(Recorded data)
━━━━━━━━━━━━━━━━
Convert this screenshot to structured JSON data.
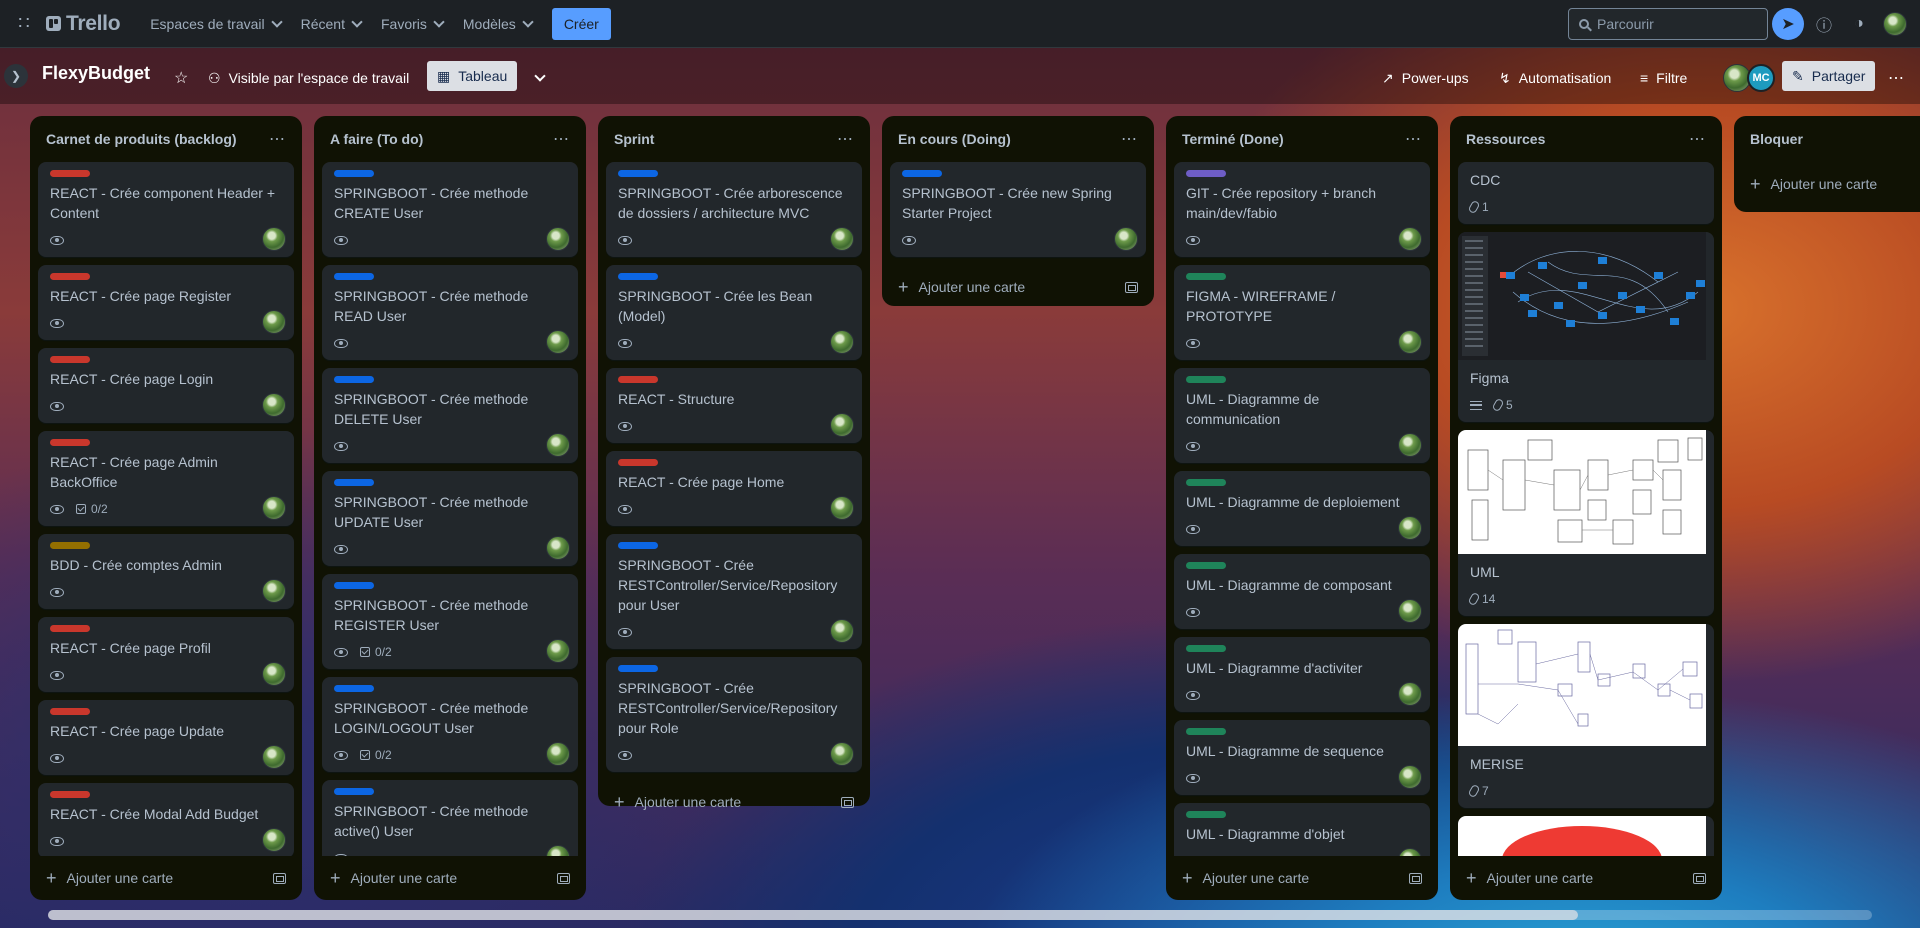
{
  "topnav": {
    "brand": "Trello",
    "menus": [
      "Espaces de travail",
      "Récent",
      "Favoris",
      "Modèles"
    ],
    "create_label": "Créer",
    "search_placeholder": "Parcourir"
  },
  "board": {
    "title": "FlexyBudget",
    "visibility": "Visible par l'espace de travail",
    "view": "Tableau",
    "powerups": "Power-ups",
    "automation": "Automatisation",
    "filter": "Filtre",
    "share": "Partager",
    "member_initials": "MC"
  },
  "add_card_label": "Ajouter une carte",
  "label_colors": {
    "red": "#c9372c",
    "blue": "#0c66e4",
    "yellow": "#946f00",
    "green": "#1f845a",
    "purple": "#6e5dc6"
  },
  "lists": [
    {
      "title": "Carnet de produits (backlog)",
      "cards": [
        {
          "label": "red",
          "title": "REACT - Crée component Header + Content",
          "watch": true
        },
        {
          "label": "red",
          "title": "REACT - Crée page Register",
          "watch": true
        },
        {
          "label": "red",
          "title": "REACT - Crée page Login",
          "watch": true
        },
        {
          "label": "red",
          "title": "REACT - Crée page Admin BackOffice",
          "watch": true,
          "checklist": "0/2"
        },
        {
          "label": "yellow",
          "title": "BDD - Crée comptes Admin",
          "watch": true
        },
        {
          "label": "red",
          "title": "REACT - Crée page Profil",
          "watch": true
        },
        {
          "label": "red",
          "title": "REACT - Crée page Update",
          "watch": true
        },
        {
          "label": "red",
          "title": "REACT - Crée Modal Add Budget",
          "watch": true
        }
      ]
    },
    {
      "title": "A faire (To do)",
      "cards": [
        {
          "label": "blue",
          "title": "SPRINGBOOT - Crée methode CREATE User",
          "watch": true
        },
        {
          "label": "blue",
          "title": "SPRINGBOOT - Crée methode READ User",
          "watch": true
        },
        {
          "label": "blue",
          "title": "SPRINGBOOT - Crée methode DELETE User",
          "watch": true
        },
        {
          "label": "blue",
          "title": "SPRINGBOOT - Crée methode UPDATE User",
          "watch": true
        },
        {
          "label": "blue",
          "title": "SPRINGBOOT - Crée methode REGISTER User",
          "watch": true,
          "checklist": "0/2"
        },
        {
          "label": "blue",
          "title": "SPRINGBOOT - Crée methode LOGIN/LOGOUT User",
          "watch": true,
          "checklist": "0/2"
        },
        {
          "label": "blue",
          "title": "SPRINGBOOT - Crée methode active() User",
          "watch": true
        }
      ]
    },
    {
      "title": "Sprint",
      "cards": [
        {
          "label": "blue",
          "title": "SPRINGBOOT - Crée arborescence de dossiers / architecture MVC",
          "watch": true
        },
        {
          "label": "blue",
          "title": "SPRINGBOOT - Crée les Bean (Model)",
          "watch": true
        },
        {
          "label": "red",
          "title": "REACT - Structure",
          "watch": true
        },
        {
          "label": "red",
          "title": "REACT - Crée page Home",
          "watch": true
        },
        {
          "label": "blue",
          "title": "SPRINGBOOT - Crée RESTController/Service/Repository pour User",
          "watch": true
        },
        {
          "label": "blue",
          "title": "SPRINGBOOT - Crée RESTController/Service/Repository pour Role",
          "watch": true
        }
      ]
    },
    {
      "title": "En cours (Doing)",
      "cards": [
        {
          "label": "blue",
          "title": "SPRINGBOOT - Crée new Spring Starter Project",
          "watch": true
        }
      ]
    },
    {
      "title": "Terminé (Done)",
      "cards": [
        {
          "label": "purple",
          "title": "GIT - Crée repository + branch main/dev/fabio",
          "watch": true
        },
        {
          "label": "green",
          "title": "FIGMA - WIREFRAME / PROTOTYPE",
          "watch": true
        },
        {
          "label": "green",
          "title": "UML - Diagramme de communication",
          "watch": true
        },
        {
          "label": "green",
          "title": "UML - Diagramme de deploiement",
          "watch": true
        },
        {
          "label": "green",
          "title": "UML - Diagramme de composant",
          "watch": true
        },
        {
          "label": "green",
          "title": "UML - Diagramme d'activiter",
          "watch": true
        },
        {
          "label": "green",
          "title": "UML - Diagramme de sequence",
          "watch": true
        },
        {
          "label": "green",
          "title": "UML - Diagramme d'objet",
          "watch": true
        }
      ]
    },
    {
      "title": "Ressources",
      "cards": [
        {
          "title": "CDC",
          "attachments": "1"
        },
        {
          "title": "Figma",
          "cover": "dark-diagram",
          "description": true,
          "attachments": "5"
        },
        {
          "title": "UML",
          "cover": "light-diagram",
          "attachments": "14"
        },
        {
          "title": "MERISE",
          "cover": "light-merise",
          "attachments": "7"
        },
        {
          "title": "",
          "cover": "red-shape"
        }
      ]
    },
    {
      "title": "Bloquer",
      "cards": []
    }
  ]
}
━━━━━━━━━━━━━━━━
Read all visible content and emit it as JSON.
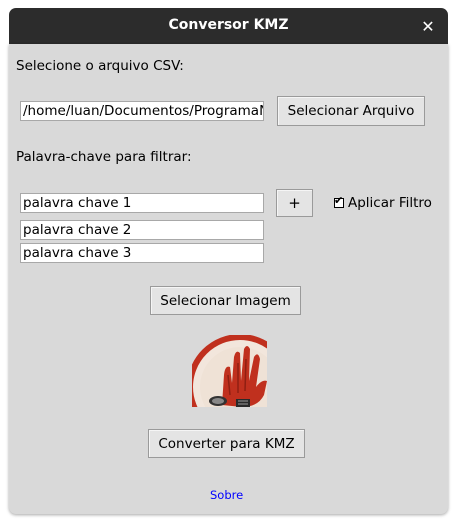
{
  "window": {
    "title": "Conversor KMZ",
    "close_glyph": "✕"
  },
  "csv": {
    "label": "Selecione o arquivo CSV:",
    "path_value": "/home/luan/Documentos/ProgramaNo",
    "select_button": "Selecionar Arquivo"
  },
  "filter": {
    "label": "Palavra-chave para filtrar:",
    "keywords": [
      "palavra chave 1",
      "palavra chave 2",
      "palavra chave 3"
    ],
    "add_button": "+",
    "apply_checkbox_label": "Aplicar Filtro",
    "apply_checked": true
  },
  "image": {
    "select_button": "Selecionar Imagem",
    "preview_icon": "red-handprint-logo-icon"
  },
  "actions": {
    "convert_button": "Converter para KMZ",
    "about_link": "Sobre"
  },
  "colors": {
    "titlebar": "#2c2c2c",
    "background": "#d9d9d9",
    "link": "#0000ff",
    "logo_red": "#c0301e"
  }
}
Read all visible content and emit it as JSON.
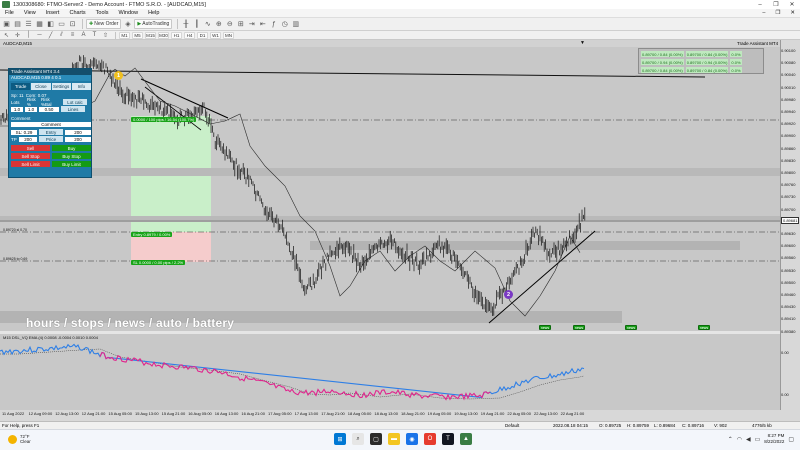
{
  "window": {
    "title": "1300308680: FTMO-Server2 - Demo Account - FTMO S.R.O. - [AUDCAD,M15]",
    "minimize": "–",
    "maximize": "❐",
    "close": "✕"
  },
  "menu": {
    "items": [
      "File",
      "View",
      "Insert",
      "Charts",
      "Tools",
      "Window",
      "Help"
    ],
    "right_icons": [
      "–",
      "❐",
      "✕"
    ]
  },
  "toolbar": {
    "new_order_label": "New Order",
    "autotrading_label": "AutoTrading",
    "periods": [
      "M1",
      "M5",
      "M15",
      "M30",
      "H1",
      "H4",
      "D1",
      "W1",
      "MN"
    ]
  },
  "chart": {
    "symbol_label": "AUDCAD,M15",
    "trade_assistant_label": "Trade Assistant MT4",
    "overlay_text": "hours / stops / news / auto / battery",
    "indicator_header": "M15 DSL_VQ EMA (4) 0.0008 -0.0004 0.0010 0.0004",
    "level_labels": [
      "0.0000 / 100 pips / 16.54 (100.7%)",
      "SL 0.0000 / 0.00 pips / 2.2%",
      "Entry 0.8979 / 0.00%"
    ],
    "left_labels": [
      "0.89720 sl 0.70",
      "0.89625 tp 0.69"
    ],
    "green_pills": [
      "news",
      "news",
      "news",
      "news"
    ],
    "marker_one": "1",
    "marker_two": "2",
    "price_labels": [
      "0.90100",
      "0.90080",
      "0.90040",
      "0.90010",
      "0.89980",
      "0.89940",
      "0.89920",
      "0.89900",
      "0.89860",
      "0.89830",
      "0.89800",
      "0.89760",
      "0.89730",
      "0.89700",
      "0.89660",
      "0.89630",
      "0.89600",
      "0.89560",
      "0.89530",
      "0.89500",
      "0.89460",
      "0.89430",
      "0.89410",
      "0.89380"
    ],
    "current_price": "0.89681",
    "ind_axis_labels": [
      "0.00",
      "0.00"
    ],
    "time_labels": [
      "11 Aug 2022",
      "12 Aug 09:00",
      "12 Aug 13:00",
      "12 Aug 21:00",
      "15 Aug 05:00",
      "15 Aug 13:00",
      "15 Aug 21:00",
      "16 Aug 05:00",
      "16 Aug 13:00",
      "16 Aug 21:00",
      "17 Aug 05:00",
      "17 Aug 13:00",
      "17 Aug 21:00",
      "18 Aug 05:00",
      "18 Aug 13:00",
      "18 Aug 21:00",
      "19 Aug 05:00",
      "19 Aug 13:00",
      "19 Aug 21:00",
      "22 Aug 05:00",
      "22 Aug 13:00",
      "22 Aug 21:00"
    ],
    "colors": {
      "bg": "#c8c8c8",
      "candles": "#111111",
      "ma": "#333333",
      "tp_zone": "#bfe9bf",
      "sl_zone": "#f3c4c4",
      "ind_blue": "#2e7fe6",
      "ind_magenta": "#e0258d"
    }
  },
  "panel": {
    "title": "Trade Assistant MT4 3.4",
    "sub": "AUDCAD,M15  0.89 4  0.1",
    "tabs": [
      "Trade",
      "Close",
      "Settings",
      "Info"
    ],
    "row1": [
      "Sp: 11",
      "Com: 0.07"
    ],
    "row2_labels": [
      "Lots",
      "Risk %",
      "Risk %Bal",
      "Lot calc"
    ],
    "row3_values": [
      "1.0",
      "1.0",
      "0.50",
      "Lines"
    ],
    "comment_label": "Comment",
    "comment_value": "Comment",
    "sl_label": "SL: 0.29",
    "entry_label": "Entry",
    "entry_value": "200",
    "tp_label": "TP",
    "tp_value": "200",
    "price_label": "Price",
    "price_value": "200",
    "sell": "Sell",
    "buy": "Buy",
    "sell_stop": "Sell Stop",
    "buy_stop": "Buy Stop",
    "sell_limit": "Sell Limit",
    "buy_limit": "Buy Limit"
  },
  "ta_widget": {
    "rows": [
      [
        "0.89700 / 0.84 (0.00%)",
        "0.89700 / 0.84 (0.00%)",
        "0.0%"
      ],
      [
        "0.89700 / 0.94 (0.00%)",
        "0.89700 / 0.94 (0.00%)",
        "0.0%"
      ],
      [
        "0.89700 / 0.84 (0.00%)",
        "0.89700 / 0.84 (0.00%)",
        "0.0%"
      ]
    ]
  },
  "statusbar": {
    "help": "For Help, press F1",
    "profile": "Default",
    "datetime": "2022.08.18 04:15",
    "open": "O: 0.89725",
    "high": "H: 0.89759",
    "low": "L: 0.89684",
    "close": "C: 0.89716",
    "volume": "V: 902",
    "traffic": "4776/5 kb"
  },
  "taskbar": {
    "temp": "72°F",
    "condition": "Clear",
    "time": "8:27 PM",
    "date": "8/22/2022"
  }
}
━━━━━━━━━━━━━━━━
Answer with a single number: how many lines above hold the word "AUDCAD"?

SOLUTION. 3